“These are indeed exciting results,” says chemist Benjamin Pierce, who is helping run a Ugandan trial of a self-amplifying mRNA COVID-19 vaccine made by Imperial College London. “The low dose used here—six to 20 times lower than approved RNA vaccines—further indicates that self-amplifying RNA technology has such potential. I look forward to seeing more of the data from the trial.”

Fuller says a self-amplifying mRNA COVID-19 vaccine ideally would replace the two primary doses, giving it an even clearer benefit over its conventional relatives. A booster months later might still be warranted, as is encouraged now for the current mRNA vaccines. But self-amplifying mRNAs also could lead to more durable immune responses, Fuller suggests.

When the Arcturus trial began, less than 15% of the eligible Vietnamese population had received even a single shot of a COVID-19 vaccine. Now the figure is 80%, which raises the question of how the vaccine will perform in the vast majority of people who have already been vaccinated or naturally exposed to SARS-CoV-2. Arcturus hopes to soon launch a 2400-person trial to assess its value as a booster shot. This trial will aim to show that the vaccine boosts antibody responses that other studies have shown correlate with protection—though no new COVID-19 vaccine has yet received authorization from strict U.S. or Europe regulators based on “immunobridging” data.
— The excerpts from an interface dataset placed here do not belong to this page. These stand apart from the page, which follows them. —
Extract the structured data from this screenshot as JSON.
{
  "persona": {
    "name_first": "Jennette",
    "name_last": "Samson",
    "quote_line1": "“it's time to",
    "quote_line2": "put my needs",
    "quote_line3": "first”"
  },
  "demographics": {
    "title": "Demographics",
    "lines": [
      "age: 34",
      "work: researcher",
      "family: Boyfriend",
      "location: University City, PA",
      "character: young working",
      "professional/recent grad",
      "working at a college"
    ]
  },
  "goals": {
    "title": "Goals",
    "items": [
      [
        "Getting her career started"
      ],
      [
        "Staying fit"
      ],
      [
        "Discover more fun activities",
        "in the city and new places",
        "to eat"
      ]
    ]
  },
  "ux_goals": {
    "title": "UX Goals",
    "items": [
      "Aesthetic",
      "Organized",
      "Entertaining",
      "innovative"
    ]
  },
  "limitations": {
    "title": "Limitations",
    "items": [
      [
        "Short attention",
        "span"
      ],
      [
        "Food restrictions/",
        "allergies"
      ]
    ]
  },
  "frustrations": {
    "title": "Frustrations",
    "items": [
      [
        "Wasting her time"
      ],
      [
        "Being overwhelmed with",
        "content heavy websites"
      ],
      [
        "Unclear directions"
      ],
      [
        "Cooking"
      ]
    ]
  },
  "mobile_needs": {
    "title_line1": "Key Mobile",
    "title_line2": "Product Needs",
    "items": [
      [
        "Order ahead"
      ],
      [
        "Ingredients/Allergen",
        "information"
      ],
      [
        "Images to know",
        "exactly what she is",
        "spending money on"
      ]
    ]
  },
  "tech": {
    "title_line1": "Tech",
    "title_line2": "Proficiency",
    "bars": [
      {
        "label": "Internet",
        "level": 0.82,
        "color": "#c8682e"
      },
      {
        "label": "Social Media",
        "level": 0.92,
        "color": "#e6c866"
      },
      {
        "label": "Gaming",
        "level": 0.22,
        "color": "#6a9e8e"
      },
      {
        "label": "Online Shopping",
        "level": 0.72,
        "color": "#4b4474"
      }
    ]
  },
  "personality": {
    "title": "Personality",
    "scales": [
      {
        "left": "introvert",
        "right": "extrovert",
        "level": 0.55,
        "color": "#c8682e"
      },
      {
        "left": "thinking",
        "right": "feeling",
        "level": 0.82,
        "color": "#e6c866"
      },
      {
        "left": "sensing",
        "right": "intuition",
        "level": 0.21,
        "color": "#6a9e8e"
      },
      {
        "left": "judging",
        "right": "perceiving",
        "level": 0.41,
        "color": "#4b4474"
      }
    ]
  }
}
Pfizer-BioNTech and Moderna have received intense criticism for not quickly sharing their manufacturing skills and intellectual property with developing countries, which have had relatively little access to their mRNA vaccines. Arcturus, in contrast, in August 2021 agreed to a technology transfer deal with Vinobiocare, which is building a plant in Hanoi to manufacture the vaccine.

But with much of the world vaccinated, the Arcturus vaccine may be making its debut too late, at least for primary vaccination. Chivukula is confident it will find a market in countries that have far lower vaccination rates than Vietnam and stresses it will be at “a price point that everyone can afford.”

2022-04-21 22:43:48